This sitting in the silent…

Transfiguration

The current New Yorker has a long cover feature charting the journey of a face transplant, written so expertly by Raffi Khatchadourian. Dallas Wiens, a young man who was trying to earn money to re-enlist back into the army, took on a job with his uncle and brother. Dallas went up into a crane, but ending up being struck by an overhead live wire. He lost his face. He nearly lost his life. I don't like how Khatchadourian opens the piece, though: 'God took Dallas Wiens's face from him on a clear November morning four years ago.' But then, the New Yorker is still American - and Dallas himself believes in a god. It sounds harsher - that this thing that Dallas now believes in more than ever caused a rebirth of a man through the loss of his face. His journey is a moving one; not just the journey from face/off to transplant - although I found myself so queasy by it at one point I had to stop reading and skip some of the fine details - but his life. He was lost - from a hard pa…

The Plagiarist's Tale

I've just finished reading an essay in the current New Yorker (Feb 13/20) called The Plagiarist's Tale. It's fascinating for the insight it provides. The plagiarist, Quentin Rowan, a 35-year-old 'outsider' was/is a pathological plagiarist. He wrote a book in the James Bond genre and it was snapped up by a US publisher. The only problem was that he had lifted it all from other works - including other riffs on James Bond novels! When he's interviewed he keeps saying 'I'm addicted', but the psychological consensus is that he is a pathological liar. It turns out he's a regular of AA. 

What's so interesting is the fact that he clearly has an editing gift and a very good memory - as one if the authors whose work he's pilfered says, it takes more effort to put together plagiarised paragraph after plagiarised paragraph than it does to write a damn book yourself! One of the works Rowan took from is by the American novelist, Scott Bradfield, who le…

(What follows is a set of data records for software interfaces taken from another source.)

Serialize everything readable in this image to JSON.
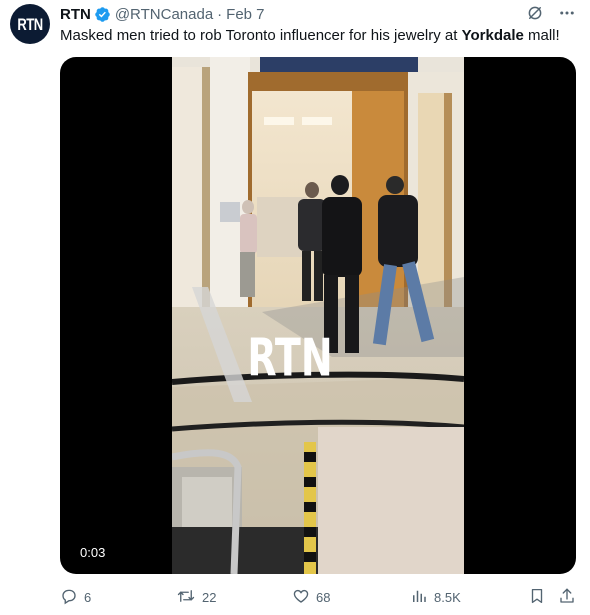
{
  "author": {
    "avatar_text": "RTN",
    "name": "RTN",
    "handle": "@RTNCanada",
    "separator": "·",
    "date": "Feb 7",
    "verified_color": "#1d9bf0"
  },
  "tweet": {
    "text_before": "Masked men tried to rob Toronto influencer for his jewelry at ",
    "text_bold": "Yorkdale",
    "text_after": " mall!"
  },
  "media": {
    "watermark": "RTN",
    "duration": "0:03"
  },
  "actions": {
    "reply_count": "6",
    "retweet_count": "22",
    "like_count": "68",
    "view_count": "8.5K"
  },
  "icons": [
    "grok-icon",
    "more-icon",
    "reply-icon",
    "retweet-icon",
    "like-icon",
    "views-icon",
    "bookmark-icon",
    "share-icon"
  ]
}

What next?

I thought this past week would be one of inspired (new) creation as far as my writing is concerned but that hasn't been the case. I spent a couple of days at the London Library, but no new writing was forthcoming. I got a stack of books out last weekend, only to return them on the Tuesday. And then I got another stack out, mainly on histories of mental illness - Roy Porter and Foucault. But they're not what I'm looking for. I thought that I'd return to my Mum's book - but it still feels... Undecided. Too early. Although it is there - brewing. But then a new idea struck me yesterday and I wrote the first few hundred words, but that doesn't feel like its going to gain pace. Perhaps it's the general mood I'm in. A bit indifferent. Unmotivated. Uninspired. And also the part of me that thinks: 'what's the point?' Time constraints loom overhead constantly. Trying to fit in as many of the things that constitute a 'life': work, friends, exer…

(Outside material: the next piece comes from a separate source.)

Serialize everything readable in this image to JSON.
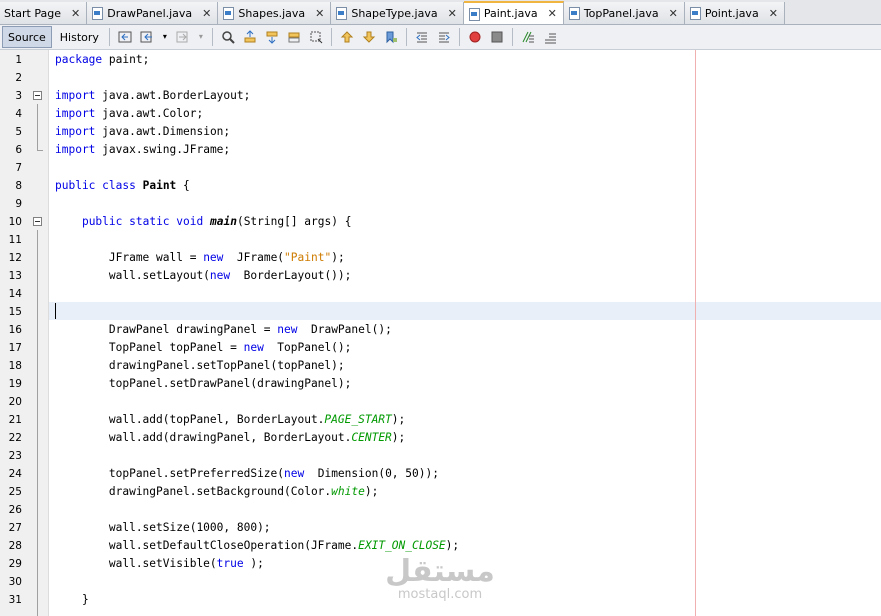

Hockney, dialysis etc.

I must get a ticket to the Hockney exhibition. This week's cover of the TLS was one of his paintings created on the iPad. My sister, an art history graduate, doesn't like Hockney. I've no real opinion either way. He's always been one of those cultural figures you take for granted. He's just always been there. But, to be in your mid-seventies - having moved back to native Yorkshire (the house where his mother died, no less) from LA - and to have an exhibition that's causing excitement, that's something. It's because it's mostly new material. This is no mere retrospective. And then there's the engagement with technology. The iPad paintings. Anyway, I intend to see it.
I've also got to try and get my phd novel 'out there'. It needs to find a home. I have a preferred publisher reading it, but it's always such a long shot. Having a previously published book makes it no easier. I had some very uplifting comments in the examiners report…